For the next few years at least, most Washington state inmates can forget about having computers in their cells.
Computers - almost mandatory in the American workplace - are seen as a security risk by most state prison officials.
Washington, like several other states, has experimented with letting prisoners buy computers. But in the past four years, officials here as in other states have adopted tougher, no-frills inmate property policies.
Inmates argue that the state already permits most prisoners to own electric typewriters.
“Several people who got out of here ended up doing computer jobs because they had a computer in prison,” said Paul Wright, a convicted murderer in the Monroe Reformatory.
One of them, Ed Mead, left Monroe and now works as computer system manager for Seattle’s Public Defender program.
Both Wright and Mead got their computers in the late 1980s, when the state initiated a test program that was used by 24 prisoners at Monroe.
In 1989, the state halted the program, claiming some inmates were concealing escape plans on floppy disks.
In 1992, after prison-rights advocates mounted a campaign, the state changed its mind again. In another trial program, it decided to let 24 Monroe inmates buy computers.
The state requires that the machines have no modems and no game software. Prisoners also can’t have floppy disks in their cells. Violating that rule would mean loss of the computer.
Inside his single-bed, 9-by-6 cell at Monroe, Wright uses his computer and printer to write articles for Prison Legal News, a publication published in Florida every other month.
He also writes letters and prepares legal documents related to his sentence, which runs another six years.
He dismisses state officials’ claims that previous computer users in prisons were hiding information.
“Computers are just tools for information. Nothing is more threatening to prison officials than prisoners who are able to communicate,” he said.
Prison officials will review the Monroe program in the next few months. It’s highly doubtful it will be expanded, said Rolphs.
“People locked in prisons are there because they made some wrong decisions,” he said.

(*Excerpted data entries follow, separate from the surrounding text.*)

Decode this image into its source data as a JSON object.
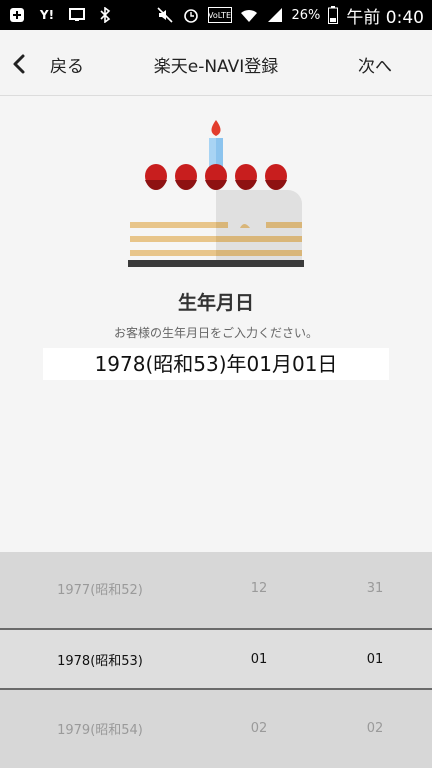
{
  "status_bar": {
    "battery_pct": "26%",
    "clock": "午前 0:40",
    "left_icons": [
      "plus-square-icon",
      "yahoo-icon",
      "screen-icon",
      "bluetooth-icon"
    ],
    "right_icons": [
      "mute-icon",
      "alarm-icon",
      "volte-icon",
      "wifi-icon",
      "signal-icon",
      "battery-icon"
    ]
  },
  "appbar": {
    "back_label": "戻る",
    "title": "楽天e-NAVI登録",
    "next_label": "次へ"
  },
  "main": {
    "section_title": "生年月日",
    "hint": "お客様の生年月日をご入力ください。",
    "date_value": "1978(昭和53)年01月01日"
  },
  "picker": {
    "rows": [
      {
        "year": "1977(昭和52)",
        "month": "12",
        "day": "31"
      },
      {
        "year": "1978(昭和53)",
        "month": "01",
        "day": "01"
      },
      {
        "year": "1979(昭和54)",
        "month": "02",
        "day": "02"
      }
    ]
  },
  "colors": {
    "strawberry": "#c81e1e",
    "cake_cream": "#f6f6f6",
    "cake_sponge": "#e8c58a",
    "candle": "#8cc4ee",
    "flame": "#e23c2c",
    "plate": "#3a3a3a",
    "picker_bg": "#d7d7d7",
    "picker_divider": "#6a6a6a"
  }
}
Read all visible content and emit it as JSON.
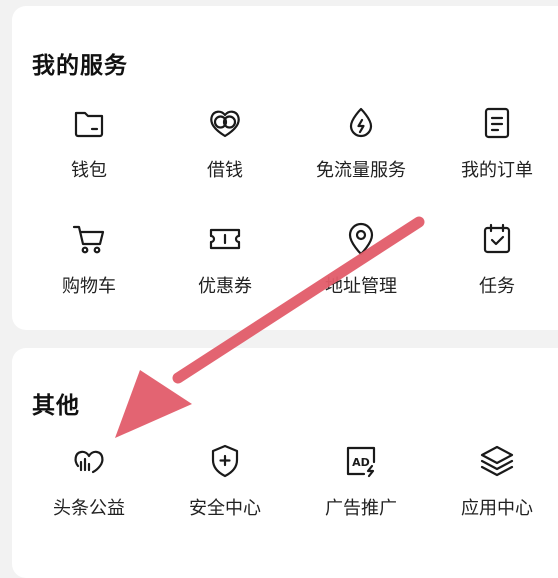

“But they’re not stupid, either. They’ve been known to do some pretty unusual things.”
, DataTimes MEMO: See related story under the headline: Computers offer inmates an escape from boredom